“We will take the minimum age requirement down by two months, and then every subsequent year we will slowly take it a month down,” she said.

Under the plan, children aged exactly four years old will be provided with free pre-primary education from 2031.

“We had lost valuable time because … there were issues with parliament, the legislation was deferred, among other things. Now, we are coming with an improved proposal, which envisages the gradual expansion [of free pre-primary education] slowly until 2031,” she said.

The total cost of the plan is around €12.5 million and will be funded by the European Commission until 2026 under the Recovery and Resilience plan. From then onwards, Michaelidou said, it will be paid for by domestic government funds.

She also explained that the Recovery and Resilience plan will also go towards funding other facets of Cypriot pre-primary education.

“We have also succeeded by way of the fact that we can use these funds for infrastructure.

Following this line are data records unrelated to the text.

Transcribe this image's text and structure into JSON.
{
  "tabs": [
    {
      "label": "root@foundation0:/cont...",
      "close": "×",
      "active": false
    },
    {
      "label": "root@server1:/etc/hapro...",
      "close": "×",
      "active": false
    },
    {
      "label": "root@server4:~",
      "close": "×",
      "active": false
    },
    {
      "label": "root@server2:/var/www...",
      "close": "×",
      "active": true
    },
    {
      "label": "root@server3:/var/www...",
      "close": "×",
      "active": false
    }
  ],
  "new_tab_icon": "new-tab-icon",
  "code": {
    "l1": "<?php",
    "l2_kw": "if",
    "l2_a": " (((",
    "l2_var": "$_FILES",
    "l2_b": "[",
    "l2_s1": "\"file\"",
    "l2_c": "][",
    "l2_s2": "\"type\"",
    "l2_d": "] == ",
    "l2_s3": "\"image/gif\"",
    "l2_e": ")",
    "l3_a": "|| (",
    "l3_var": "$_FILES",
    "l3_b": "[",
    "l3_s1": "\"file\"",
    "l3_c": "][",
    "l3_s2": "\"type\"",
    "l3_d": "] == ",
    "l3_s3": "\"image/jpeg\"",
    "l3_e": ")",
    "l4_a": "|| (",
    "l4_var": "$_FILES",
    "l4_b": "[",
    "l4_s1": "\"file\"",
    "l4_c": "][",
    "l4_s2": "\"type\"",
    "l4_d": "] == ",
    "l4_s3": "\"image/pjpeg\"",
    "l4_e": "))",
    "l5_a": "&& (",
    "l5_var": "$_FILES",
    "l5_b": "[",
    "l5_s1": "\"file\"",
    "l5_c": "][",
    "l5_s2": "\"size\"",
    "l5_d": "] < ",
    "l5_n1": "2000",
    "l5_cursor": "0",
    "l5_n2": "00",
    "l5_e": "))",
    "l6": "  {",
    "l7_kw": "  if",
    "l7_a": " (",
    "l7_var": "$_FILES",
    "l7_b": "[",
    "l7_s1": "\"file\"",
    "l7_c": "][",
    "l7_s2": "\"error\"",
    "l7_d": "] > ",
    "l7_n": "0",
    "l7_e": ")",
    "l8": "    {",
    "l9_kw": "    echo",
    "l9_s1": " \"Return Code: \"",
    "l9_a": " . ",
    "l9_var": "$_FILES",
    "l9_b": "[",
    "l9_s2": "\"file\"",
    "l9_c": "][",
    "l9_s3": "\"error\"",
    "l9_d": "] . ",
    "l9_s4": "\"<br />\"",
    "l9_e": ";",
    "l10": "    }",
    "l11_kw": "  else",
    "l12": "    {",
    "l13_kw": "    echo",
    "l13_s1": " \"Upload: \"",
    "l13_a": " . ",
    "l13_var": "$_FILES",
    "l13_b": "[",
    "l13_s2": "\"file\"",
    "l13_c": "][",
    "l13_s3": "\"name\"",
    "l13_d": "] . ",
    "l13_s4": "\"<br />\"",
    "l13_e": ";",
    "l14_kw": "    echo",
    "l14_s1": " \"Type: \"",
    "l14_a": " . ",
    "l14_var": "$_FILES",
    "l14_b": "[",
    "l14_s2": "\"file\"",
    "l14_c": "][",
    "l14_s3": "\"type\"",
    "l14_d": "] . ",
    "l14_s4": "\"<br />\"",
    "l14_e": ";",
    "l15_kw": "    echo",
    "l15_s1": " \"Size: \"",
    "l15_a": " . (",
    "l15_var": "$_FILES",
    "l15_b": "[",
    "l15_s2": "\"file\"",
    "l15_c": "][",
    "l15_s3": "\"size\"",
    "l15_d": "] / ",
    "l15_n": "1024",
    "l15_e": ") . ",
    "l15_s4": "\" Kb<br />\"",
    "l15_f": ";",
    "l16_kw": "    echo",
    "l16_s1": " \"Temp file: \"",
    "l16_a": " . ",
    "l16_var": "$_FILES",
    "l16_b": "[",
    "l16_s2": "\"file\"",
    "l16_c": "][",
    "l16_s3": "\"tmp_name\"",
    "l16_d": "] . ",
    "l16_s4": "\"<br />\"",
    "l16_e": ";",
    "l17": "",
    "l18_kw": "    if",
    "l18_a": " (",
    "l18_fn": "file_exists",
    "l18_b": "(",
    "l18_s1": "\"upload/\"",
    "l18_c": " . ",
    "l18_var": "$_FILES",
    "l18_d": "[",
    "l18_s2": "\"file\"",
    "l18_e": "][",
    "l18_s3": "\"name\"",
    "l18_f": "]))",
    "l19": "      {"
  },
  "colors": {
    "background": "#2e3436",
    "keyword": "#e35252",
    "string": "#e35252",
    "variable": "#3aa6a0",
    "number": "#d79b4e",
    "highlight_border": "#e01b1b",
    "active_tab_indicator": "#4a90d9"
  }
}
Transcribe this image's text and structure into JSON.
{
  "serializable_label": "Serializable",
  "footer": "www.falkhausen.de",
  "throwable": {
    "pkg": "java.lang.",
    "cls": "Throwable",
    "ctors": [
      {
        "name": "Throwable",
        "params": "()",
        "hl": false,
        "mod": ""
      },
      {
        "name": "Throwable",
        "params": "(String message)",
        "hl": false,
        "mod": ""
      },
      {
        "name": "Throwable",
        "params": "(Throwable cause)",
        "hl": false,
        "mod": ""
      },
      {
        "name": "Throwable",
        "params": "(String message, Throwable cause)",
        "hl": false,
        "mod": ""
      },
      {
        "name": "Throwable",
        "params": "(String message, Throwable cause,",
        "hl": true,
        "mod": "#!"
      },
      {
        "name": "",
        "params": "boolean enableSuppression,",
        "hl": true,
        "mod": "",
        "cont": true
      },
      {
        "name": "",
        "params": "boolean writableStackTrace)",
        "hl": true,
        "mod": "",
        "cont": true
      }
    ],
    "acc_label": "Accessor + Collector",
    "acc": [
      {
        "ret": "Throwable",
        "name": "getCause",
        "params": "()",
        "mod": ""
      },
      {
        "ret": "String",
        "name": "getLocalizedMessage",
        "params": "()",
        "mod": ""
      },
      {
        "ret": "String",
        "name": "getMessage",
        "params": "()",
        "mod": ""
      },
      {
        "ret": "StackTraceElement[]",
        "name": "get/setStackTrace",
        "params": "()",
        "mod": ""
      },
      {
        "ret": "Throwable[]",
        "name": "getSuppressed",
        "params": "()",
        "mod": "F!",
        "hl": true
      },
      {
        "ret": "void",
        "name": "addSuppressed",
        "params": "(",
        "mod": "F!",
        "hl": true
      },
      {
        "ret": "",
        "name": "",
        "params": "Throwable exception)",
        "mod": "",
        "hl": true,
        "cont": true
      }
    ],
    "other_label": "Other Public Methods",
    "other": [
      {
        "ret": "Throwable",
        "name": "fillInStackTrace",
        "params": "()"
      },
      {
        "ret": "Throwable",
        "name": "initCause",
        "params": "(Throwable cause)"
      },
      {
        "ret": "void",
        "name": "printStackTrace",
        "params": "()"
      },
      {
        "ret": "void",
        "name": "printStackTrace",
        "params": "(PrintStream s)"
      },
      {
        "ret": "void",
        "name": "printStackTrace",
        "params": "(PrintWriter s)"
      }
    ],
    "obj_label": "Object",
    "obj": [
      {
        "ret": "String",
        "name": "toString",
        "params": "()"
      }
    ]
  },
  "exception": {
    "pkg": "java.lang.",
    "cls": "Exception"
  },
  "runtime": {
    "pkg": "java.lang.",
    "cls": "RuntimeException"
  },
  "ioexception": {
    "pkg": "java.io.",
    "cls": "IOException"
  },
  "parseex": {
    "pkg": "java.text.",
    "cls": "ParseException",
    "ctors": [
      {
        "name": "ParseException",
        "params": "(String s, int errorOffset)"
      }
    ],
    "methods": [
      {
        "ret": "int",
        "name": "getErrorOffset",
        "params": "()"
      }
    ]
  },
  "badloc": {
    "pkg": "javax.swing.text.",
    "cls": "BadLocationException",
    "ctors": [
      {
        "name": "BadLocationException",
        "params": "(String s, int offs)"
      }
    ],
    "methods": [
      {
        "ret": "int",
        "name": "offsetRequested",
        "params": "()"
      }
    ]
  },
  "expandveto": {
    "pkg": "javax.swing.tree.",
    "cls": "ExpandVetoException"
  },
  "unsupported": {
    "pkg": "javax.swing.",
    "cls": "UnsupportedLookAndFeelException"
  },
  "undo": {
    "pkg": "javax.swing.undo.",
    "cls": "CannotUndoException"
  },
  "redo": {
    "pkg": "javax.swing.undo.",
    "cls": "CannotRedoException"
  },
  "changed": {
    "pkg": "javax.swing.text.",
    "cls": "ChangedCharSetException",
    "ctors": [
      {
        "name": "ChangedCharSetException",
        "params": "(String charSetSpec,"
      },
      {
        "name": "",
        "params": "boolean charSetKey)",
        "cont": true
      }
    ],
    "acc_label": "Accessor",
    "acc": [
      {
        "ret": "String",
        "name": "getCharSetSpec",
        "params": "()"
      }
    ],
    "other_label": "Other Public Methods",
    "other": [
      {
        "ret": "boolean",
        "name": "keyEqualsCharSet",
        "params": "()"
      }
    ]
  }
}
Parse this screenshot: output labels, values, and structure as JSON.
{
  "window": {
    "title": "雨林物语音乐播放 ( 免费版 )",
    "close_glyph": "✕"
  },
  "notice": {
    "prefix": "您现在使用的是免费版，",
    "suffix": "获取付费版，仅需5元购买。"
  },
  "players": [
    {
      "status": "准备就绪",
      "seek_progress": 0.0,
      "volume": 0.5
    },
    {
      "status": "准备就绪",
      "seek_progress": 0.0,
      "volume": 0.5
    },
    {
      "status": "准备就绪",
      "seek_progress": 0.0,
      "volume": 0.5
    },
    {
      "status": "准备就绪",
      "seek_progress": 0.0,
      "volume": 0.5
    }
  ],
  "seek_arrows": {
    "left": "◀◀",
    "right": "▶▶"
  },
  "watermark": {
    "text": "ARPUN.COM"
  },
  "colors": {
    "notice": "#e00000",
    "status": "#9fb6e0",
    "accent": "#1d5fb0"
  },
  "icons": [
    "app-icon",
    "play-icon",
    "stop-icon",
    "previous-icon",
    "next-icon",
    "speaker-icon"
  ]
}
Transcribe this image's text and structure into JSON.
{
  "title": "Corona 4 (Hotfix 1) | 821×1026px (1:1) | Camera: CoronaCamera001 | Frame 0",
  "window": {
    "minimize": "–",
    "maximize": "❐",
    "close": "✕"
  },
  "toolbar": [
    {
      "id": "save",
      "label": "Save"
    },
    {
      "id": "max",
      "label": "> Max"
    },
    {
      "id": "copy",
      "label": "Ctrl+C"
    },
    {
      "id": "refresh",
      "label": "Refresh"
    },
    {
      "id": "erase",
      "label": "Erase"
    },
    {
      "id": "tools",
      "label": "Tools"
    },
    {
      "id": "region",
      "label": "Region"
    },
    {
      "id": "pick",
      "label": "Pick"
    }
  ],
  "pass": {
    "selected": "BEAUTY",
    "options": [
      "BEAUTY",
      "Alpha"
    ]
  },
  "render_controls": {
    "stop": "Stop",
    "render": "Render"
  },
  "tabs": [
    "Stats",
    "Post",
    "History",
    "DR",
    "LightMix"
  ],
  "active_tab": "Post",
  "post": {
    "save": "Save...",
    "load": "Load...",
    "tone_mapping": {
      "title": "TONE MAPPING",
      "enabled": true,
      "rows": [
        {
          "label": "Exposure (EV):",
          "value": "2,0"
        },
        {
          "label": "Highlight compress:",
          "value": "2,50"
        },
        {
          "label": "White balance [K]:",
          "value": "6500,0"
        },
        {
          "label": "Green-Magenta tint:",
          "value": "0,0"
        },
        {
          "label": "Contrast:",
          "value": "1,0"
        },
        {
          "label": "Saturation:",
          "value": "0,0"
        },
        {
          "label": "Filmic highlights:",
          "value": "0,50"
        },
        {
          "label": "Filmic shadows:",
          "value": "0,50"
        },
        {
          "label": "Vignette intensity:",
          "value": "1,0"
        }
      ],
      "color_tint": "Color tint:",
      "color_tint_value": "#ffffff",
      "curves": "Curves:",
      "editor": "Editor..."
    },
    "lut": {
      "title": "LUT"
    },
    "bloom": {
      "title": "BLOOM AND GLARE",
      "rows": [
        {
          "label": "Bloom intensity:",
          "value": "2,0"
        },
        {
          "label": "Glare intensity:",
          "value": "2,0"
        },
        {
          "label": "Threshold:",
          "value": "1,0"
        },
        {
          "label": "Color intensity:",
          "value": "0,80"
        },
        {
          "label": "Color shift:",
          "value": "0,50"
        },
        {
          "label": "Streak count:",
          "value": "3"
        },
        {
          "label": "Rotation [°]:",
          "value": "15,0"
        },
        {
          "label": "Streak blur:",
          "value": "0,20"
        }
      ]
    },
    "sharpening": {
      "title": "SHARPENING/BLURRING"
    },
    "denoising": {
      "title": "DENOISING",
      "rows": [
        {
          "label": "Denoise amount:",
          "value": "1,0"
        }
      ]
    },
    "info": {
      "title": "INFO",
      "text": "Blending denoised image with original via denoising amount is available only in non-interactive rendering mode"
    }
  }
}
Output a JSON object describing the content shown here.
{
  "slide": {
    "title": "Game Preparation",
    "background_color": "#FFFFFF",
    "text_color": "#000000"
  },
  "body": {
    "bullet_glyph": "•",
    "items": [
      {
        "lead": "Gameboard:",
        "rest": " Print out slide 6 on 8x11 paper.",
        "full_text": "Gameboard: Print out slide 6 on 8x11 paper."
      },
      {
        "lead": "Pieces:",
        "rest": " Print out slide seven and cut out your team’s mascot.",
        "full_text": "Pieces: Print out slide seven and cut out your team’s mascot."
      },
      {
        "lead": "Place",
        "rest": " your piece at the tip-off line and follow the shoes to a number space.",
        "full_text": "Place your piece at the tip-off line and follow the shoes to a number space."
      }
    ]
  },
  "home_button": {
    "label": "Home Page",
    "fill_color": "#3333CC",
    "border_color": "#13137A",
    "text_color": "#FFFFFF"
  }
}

In other words, they will go towards the improvement and expansion of pre-school buildings, which will help us a lot,” she said.

In addition, she said the plan had been instigated based off evidence gathered from education systems on the continent.

“It seems from research [carried out] throughout Europe that having two years of compulsory and free pre-school education helps a lot when a child joins primary school, and later on middle school and high school,” she said.

She added, “there are also social benefits for families in facilitating institutions under the state to take in their children for free from the age of four.”

She also spoke about the reasons behind the gradual implementation of the plan, with its full rollout not expected to conclude until 2031.

“One of the differences from the previous plan is that we are not going to enrol all the children in two years and face problems in terms of places for children.”

“We can absorb an extra two months of children in the next school year, with simultaneous improvements to our infrastructure, additional rooms in pre-schools, improvements to their premises, and slowly lowering the minimum age over eight years, we will manage to reach the target we set,” she said.

She added that she expects parliament to pass the legislation, saying the government “sees no reason why it should not pass through parliament.”

“We are optimistic, and we are at the disposal of all partners [in parliament] for consultation before the vote,” she said.